• PROBLEM
Lines holding the word "then" in the material below: count them and write the number alone.

• SUPPLIED DATA
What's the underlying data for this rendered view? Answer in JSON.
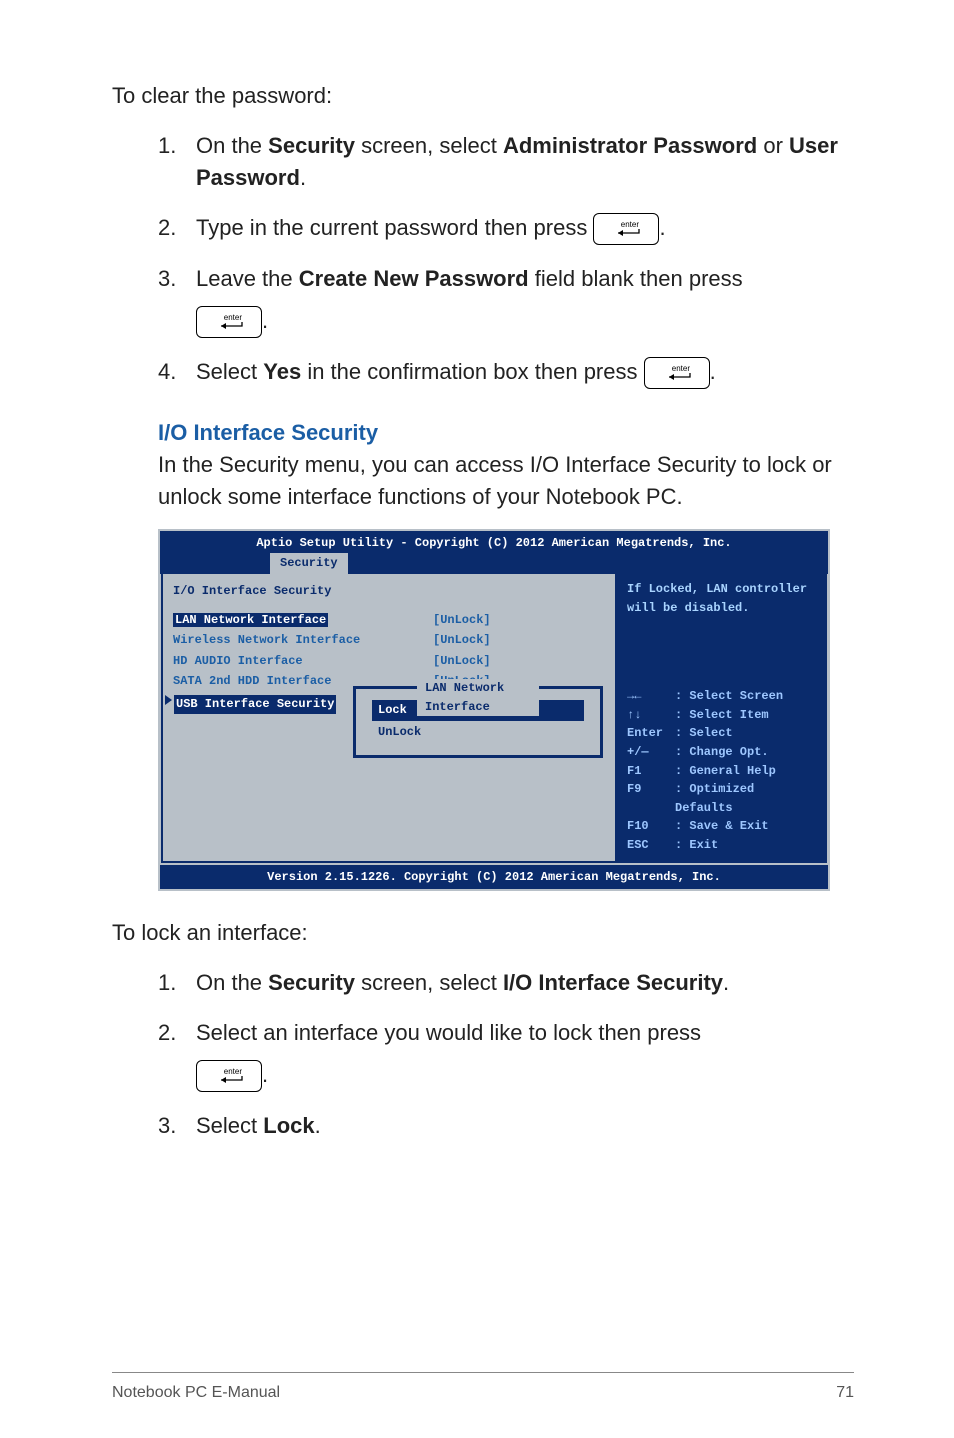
{
  "intro": "To clear the password:",
  "steps_a": [
    {
      "num": "1.",
      "pre": "On the ",
      "b1": "Security",
      "mid": " screen, select ",
      "b2": "Administrator Password",
      "tail": " or ",
      "b3": "User Password",
      "end": "."
    },
    {
      "num": "2.",
      "pre": "Type in the current password then press ",
      "key": true,
      "end": "."
    },
    {
      "num": "3.",
      "pre": "Leave the ",
      "b1": "Create New Password",
      "mid": " field blank then press ",
      "keybelow": true,
      "end": "."
    },
    {
      "num": "4.",
      "pre": "Select ",
      "b1": "Yes",
      "mid": " in the confirmation box then press ",
      "key": true,
      "end": "."
    }
  ],
  "section_heading": "I/O Interface Security",
  "section_desc": "In the Security menu, you can access I/O Interface Security to lock or unlock some interface functions of your Notebook PC.",
  "bios": {
    "header": "Aptio Setup Utility - Copyright (C) 2012 American Megatrends, Inc.",
    "tab": "Security",
    "panel_title": "I/O Interface Security",
    "rows": [
      {
        "label": "LAN Network Interface",
        "value": "[UnLock]",
        "selectedLabel": true
      },
      {
        "label": "Wireless Network Interface",
        "value": "[UnLock]"
      },
      {
        "label": "HD AUDIO Interface",
        "value": "[UnLock]"
      },
      {
        "label": "SATA 2nd HDD Interface",
        "value": "[UnLock]"
      }
    ],
    "usb_label": "USB Interface Security",
    "popup_title": "LAN Network Interface",
    "popup_options": [
      "Lock",
      "UnLock"
    ],
    "help_top": "If Locked, LAN controller will be disabled.",
    "help_keys": [
      {
        "k": "→←",
        "d": ": Select Screen"
      },
      {
        "k": "↑↓",
        "d": ": Select Item"
      },
      {
        "k": "Enter",
        "d": ": Select"
      },
      {
        "k": "+/—",
        "d": ": Change Opt."
      },
      {
        "k": "F1",
        "d": ": General Help"
      },
      {
        "k": "F9",
        "d": ": Optimized Defaults"
      },
      {
        "k": "F10",
        "d": ": Save & Exit"
      },
      {
        "k": "ESC",
        "d": ": Exit"
      }
    ],
    "footer": "Version 2.15.1226. Copyright (C) 2012 American Megatrends, Inc."
  },
  "lock_intro": "To lock an interface:",
  "steps_b": [
    {
      "num": "1.",
      "pre": "On the ",
      "b1": "Security",
      "mid": " screen, select ",
      "b2": "I/O Interface Security",
      "end": "."
    },
    {
      "num": "2.",
      "pre": "Select an interface you would like to lock then press ",
      "keybelow": true,
      "end": "."
    },
    {
      "num": "3.",
      "pre": "Select ",
      "b1": "Lock",
      "end": "."
    }
  ],
  "footer_left": "Notebook PC E-Manual",
  "footer_right": "71",
  "enter_label": "enter"
}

• EXPECTED OUTPUT
4